By | Published on Monday 17 September 2018

Ed Sheeran

Ed Sheeran has spoken out against cuts to music education in British secondary schools. He warned that government policy is “damaging one of Britain’s best and most lucrative exports”.

He used his Instagram profile to comment on a new statement put out by UK Music, which said that ongoing cuts risked the future Sheerans and Adeles never being found.

The music industry lobbying group said that while the UK music industry is currently growing, contributing £4.4 billion to the British economy last year, cuts in both funding and prestige for music education in schools is undermining this.

These remarks come as UK Music plans to take a new report called ‘Securing Our Talent Pipeline’ to the upcoming annual conferences of the main UK political parties. The report looks at various challenges that could impact on the continued success of the British music industry, and how they might be overcome.
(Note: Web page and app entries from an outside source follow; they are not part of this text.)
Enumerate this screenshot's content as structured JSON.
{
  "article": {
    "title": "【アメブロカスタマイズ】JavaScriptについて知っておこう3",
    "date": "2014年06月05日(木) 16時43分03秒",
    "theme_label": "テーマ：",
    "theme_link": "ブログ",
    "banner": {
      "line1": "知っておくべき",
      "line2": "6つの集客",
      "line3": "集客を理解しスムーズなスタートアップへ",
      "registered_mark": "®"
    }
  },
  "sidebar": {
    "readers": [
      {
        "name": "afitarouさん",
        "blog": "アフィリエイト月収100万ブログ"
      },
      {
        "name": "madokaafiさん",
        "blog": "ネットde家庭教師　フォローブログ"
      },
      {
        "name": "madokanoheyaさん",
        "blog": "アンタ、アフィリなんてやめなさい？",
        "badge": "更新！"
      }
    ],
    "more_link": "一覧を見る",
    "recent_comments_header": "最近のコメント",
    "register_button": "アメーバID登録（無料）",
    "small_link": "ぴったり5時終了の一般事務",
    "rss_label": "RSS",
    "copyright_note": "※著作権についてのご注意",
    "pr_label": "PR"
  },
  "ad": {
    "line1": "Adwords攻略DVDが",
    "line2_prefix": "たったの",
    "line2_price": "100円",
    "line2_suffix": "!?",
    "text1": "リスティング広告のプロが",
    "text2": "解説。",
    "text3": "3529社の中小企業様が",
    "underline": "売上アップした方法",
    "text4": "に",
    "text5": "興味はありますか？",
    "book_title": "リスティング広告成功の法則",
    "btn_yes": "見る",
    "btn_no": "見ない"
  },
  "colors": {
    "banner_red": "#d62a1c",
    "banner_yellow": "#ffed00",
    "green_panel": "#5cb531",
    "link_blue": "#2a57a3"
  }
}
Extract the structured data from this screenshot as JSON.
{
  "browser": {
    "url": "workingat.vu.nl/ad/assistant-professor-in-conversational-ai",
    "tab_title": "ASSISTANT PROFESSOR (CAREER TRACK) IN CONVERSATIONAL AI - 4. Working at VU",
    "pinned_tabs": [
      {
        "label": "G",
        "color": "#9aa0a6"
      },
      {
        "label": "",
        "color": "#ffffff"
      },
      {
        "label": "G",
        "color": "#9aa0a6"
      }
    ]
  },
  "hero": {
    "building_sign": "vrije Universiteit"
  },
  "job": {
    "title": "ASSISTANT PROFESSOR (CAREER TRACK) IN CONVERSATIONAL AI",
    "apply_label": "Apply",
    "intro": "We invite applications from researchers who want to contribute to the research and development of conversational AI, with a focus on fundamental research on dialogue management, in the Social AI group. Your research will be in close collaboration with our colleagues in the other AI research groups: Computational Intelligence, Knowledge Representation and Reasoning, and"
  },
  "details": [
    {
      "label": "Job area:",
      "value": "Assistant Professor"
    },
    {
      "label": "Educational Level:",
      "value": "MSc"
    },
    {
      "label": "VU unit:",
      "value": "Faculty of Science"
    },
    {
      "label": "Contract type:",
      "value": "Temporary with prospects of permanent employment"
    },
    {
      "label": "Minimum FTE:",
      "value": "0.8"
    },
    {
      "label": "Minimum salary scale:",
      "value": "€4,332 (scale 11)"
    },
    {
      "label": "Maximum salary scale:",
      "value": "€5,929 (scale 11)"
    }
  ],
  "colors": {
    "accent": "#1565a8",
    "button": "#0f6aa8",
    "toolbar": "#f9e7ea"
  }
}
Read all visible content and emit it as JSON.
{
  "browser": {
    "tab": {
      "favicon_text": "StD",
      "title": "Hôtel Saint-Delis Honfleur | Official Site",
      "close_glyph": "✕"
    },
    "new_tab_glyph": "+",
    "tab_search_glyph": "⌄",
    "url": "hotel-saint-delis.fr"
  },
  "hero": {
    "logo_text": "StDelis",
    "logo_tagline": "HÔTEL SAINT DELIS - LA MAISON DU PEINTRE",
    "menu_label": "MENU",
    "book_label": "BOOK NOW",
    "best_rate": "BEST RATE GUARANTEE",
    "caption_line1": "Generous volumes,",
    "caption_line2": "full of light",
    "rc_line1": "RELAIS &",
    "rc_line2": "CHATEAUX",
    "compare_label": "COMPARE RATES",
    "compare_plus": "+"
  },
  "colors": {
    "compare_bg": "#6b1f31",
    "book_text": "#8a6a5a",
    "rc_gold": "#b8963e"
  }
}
Sheeran writes: “I feel very strongly about this. I benefited hugely from state school music, as I’m sure many other UK musicians have. If you keep cutting the funding for arts you’re going to be damaging one of Britain’s best and most lucrative exports”.

This has been a big topic of discussion over the course of this year. In January, the Musicians’ Union called on the government to review its policies, after a BBC survey found that the vast majority of schools in England are cutting back lesson time, staff and/or facilities in at least one creative arts subject. A large part of the issue being how English schools are now assessed, and the fact successes in creative arts teaching are not considered.

The crisis facing music education was also put in focus at the CMU Insights Education Conference at the Great Escape earlier this year. CMU Insights used the conference to launch its ‘Redefining Music Education’ research project, in partnership with Urban Development and BIMM, which is currently mapping music education provision, to help educators, industry and young people navigate what’s on offer, and also to identify where the gaps lie.